Joao de Barros (1496 - October 20, 1570), called the Portuguese Livy, may be said to have been the first great historian of his country.
Educated in the palace of King Manoel, he early conceived the idea of writing history, and to prove his powers, composed, at the age of twenty, a romance of chivalry, the Chronicle of the Emperor Clarimundo, in which he is said to have had the assistance of Prince John, afterwards King John III. The latter, on ascending the throne, gave Barros the captaincy of the fortress of St George of Elmina, whither he proceeded in 1522, and he obtained in 1525 the post of treasurer of the India House, which he held until 1528.
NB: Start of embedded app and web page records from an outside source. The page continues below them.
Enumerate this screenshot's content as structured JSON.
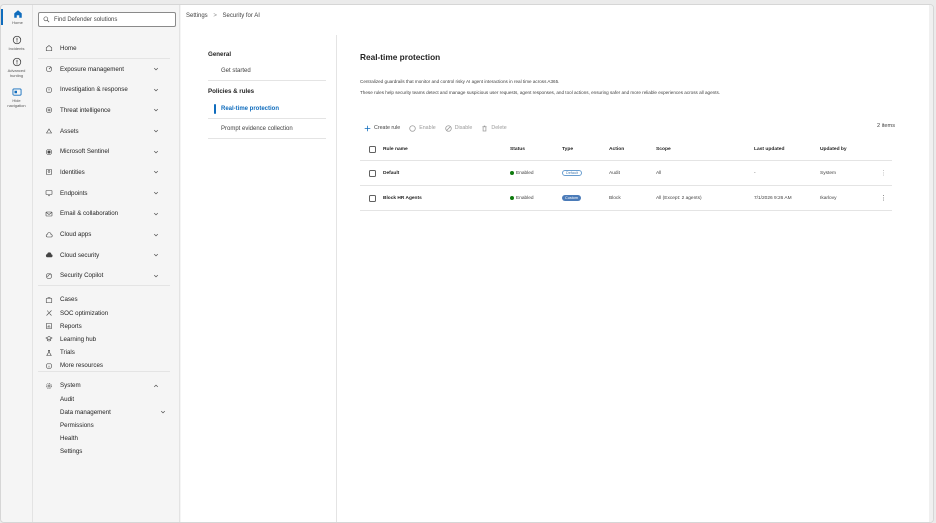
{
  "rail": [
    {
      "label": "Home",
      "icon": "home-icon",
      "active": true
    },
    {
      "label": "Incidents",
      "icon": "shield-alert-icon"
    },
    {
      "label": "Advanced hunting",
      "icon": "hunting-icon"
    },
    {
      "label": "Hide navigation",
      "icon": "panel-icon"
    }
  ],
  "search": {
    "placeholder": "Find Defender solutions"
  },
  "nav": {
    "main": [
      {
        "label": "Home",
        "icon": "home-icon",
        "chevron": false
      },
      {
        "label": "Exposure management",
        "icon": "exposure-icon",
        "chevron": true
      },
      {
        "label": "Investigation & response",
        "icon": "investigation-icon",
        "chevron": true
      },
      {
        "label": "Threat intelligence",
        "icon": "threat-intel-icon",
        "chevron": true
      },
      {
        "label": "Assets",
        "icon": "assets-icon",
        "chevron": true
      },
      {
        "label": "Microsoft Sentinel",
        "icon": "sentinel-icon",
        "chevron": true
      },
      {
        "label": "Identities",
        "icon": "identities-icon",
        "chevron": true
      },
      {
        "label": "Endpoints",
        "icon": "endpoints-icon",
        "chevron": true
      },
      {
        "label": "Email & collaboration",
        "icon": "email-icon",
        "chevron": true
      },
      {
        "label": "Cloud apps",
        "icon": "cloud-icon",
        "chevron": true
      },
      {
        "label": "Cloud security",
        "icon": "cloud-security-icon",
        "chevron": true
      },
      {
        "label": "Security Copilot",
        "icon": "copilot-icon",
        "chevron": true
      }
    ],
    "tools": [
      {
        "label": "Cases",
        "icon": "cases-icon"
      },
      {
        "label": "SOC optimization",
        "icon": "soc-icon"
      },
      {
        "label": "Reports",
        "icon": "reports-icon"
      },
      {
        "label": "Learning hub",
        "icon": "learning-icon"
      },
      {
        "label": "Trials",
        "icon": "trials-icon"
      },
      {
        "label": "More resources",
        "icon": "info-icon"
      }
    ],
    "system": {
      "label": "System",
      "icon": "gear-icon"
    },
    "system_items": [
      {
        "label": "Audit",
        "chevron": false
      },
      {
        "label": "Data management",
        "chevron": true
      },
      {
        "label": "Permissions",
        "chevron": false
      },
      {
        "label": "Health",
        "chevron": false
      },
      {
        "label": "Settings",
        "chevron": false
      }
    ]
  },
  "breadcrumb": {
    "root": "Settings",
    "sep": ">",
    "current": "Security for AI"
  },
  "subnav": {
    "general_heading": "General",
    "get_started": "Get started",
    "policies_heading": "Policies & rules",
    "realtime": "Real-time protection",
    "prompt": "Prompt evidence collection"
  },
  "main": {
    "title": "Real-time protection",
    "desc1": "Centralized guardrails that monitor and control risky AI agent interactions in real time across A365.",
    "desc2": "These rules help security teams detect and manage suspicious user requests, agent responses, and tool actions, ensuring safer and more reliable experiences across all agents."
  },
  "toolbar": {
    "create": "Create rule",
    "enable": "Enable",
    "disable": "Disable",
    "delete": "Delete",
    "count": "2 items"
  },
  "table": {
    "headers": {
      "name": "Rule name",
      "status": "Status",
      "type": "Type",
      "action": "Action",
      "scope": "Scope",
      "updated": "Last updated",
      "by": "Updated by"
    },
    "rows": [
      {
        "name": "Default",
        "status": "Enabled",
        "type": "Default",
        "action": "Audit",
        "scope": "All",
        "updated": "-",
        "by": "System",
        "menu": "⋮"
      },
      {
        "name": "Block HR Agents",
        "status": "Enabled",
        "type": "Custom",
        "action": "Block",
        "scope": "All (Except: 2 agents)",
        "updated": "7/1/2026 9:26 AM",
        "by": "Ikarlovy",
        "menu": "⋮"
      }
    ]
  },
  "colors": {
    "accent": "#0f6cbd",
    "enabled": "#0e7a0d"
  }
}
The pest of 1530 drove him from Lisbon to his country house near Pombal, and there he finished a moral dialogue, Rho pica Pneuma, which met with the applause of the learned Juan Luis Vives. On his return to Lisbon in 1532 the king appointed Barros factor of the India and Mina House—positions of great responsibility and importance at a time when Lisbon was the European emporium for the trade of the East. Barros proved a good administrator, displaying great industry and a disinterestedness rare in that age, with the result that he made but little money where his predecessors had amassed fortunes. At this time, John III, wishful to attract settlers to Brazil, divided it up into captaincies and gave that of Maranhao to Barros, who, associating two partners in the enterprise with himself, prepared an armada of ten vessels, carrying nine hundred men, which set sail in 1539. Owing to the ignorance of the pilots, the whole fleet suffered shipwreck, which entailed serious financial loss on Barros, yet not content with meeting his own obligations, he paid the debts of those who had perished in the expedition.
During all these busy years he had continued his studies in his leisure hours, and shortly after the Brazilian disaster he offered to write a history of the Portuguese in India, which the king accepted. He began work forthwith, but, before printing the first part, he again proved his pen by publishing a Portuguese grammar (1540) and some more moral Dialogues. The first of the Decades of his Asia appeared in 1552, and its reception was such that the king straightway charged Barros to write a chronicle of King Manoel. His many occupations, however, prevented him from undertaking this book, which was finally composed by Damião de Goes. The Second Decade came out in 1553 and the Third in 1563, but the Fourth and final one was not published until 1615, long after the author’s death.
In January 1568 Barros retired from his remunerative appointment at the India House, receiving the rank of fidalgo together with a pension and other pecuniary emoluments from King Sebastian, and died on the 20th of October 1570. A man of lofty character, he preferred leaving his children an example of good morals and learning to bequeathing them a large inheritance, and, though he received many royal benefactions, they were volunteered, never asked for. As an historian and a stylist Barros deserves the high fame he has always enjoyed. His Decades contain the early history of the Portuguese in Asia and reveal careful study of Eastern historians and geographers, as well as of the records of his own country. They are distinguished by clearness of exposition and orderly arrangement.
Diogo de Couto continued the Decades, adding nine more, and a modern edition of the whole appeared in Lisbon in 14 vols. in 1778—1788. The title of Barros’s work is Da Asia de Joao de Burros, dos feitos que as Portuguezes fizeram nu descubrimento e con quista dos mares e lerras do Orienie, and the edition is accompanied by a volume containing a life of Barros by the historian Manoel Severim de Faria and a copious index of all the Decades. Barros died on October 20, 1570.